Credit Card APRs Start to Sink as Banks Respond to Emergency Fed Actions
Economic turbulence driven by COVID-19 leads to aggressive interest rate cuts
The financial impact of the coronavirus (COVID-19) is trickling down to credit cards after the Federal Reserve lowered its benchmark interest rate twice in less than three weeks.
The Fed’s rate indirectly drives the APR of most credit cards, which means card APRs have gone down, and more will soon follow suit. Here’s more about what has happened, and what it means for the credit cards in your wallet—and any card debt you’re carrying right now.
The Federal Reserve made its latest rate cut on Sunday, March 15, 2020, bringing its benchmark interest rate (more specifically, the federal funds rate) down 1 percentage point to a 0%-0.25% range to help counter economic disruption caused by the snowballing impacts of COVID-19 across the U.S.
“It took people by surprise because it was really the first big financial policy action by the government against the virus,” explained Richard Grossman, professor and economics department chair for Wesleyan University. “The administration had been saying that the virus was ‘no big deal,’ which was a huge mistake. Once the magnitude of the economic costs began to emerge, the Fed decided it had to act right away.”
The Federal Open Market Committee, the group that oversees the important interest rate-driving figure, was expected to lower rates later in the week after a routine committee meeting, but the rapidly evolving state of affairs led to an early announcement to help companies in a tough financial spot.
“The rate cuts are not aimed directly at consumers,” Grossman said. “The goal is to make relatively cheap credit available to firms that are short of cash. So, for example, firms that are having trouble paying their suppliers, creditors, and workers should be able to get cash to pay their bills.”
The surprise Sunday announcement was the second emergency rate cut made in March. The Fed surprised consumers and economists by first lowering its benchmark rate by half a percentage point March 3, which brought the target rate down to 1.00%-1.25%. The Fed last made emergency rate cuts in December 2008, during the height of the Great Recession. In late 2015, the Fed started slowly increasing its rate as the economy recovered, and in mid-2019, the Fed reversed course. Then COVID-19 hit, and the Fed made bigger and more frequent cuts.
Now that it’s so low, the federal funds rate will likely hold steady for some time (though pushing rates to negative territory is an option). “I think that the virus is going to have a substantial negative effect on the economy for some time and would expect that interest rates will not start back up until policymakers feel like the economy is on the rebound,” Grossman said. “But with the Treasury now proposing $1 trillion in stimulative spending, I don’t think that rebound is coming soon.”
What This Means for Credit Card Interest Rates
Most credit card interest rates are variable, which means they are based on the prime rate, a number driven by the federal funds rate.
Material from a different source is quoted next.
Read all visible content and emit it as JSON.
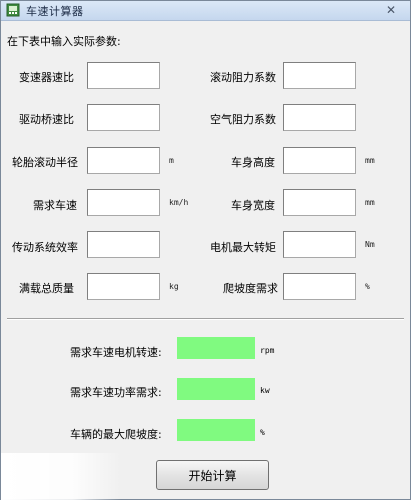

That means when the Fed changes its rate (up or down), banks follow suit and adjust credit card APRs accordingly.
The Balance is closely watching the APRs of more than 300 cards for changes following the latest Fed announcements. As of publication date, these are the variable APR cuts made based on the Fed and prime rate changes since March 3, 2020:
If you’re shopping for a new card, the rates you see advertised are likely to be lower soon—if they aren’t already. If you’re an existing cardholder, watch your monthly statement or online account to see if your APR goes down. Card issuers aren’t required to notify you ahead of time of changes driven by an index, such as the prime rate.
It will likely take 1-2 months for cardholders to see the latest rate changes impact their accounts, according to Jeremy Lark, senior manager of client services for GreenPath Financial Wellness. a nonprofit financial counseling agency.
What This Means for Your Credit Card Debt
If you pay off your credit card(s) in full each month, rate cuts don’t impact you at all. The cost of using your card has not changed. However, if you’re someone who already does or will soon carry a balance, when the Fed cuts its rate and credit card interest rates go down, so will the cost of your debt—but not by much.
“For consumers that carry a large balance and only make minimum payments, this interest reduction will help slightly but it’s not going to be a game changer,” Lark said in an email. “For those with an average amount of credit card debt it might mean a few hundred dollars saved over the course of the debt repayment, but not a big cash flow change.”
Bottomline: Credit Card Debt Is Still Expensive
Interest rates in general are low right now, but that’s not a reason to spend more or care less about lingering credit card balances—the average credit card interest rate is still above 20%, according to The Balance’s rate report. If anything, this tiny break in interest costs should be an incentive to pay down credit card debt and focus on using credit responsibly during these uncertain times.
Federal Reserve. "Open Market Operations." Accessed May 6, 2020.
Federal Reserve. "Federal Reserve issues FOMC statement." Accessed May 6, 2020.
CFPB. "I noticed that the interest rate on my card went up last month without any notice. Can they do that?" Accessed May 6, 2020.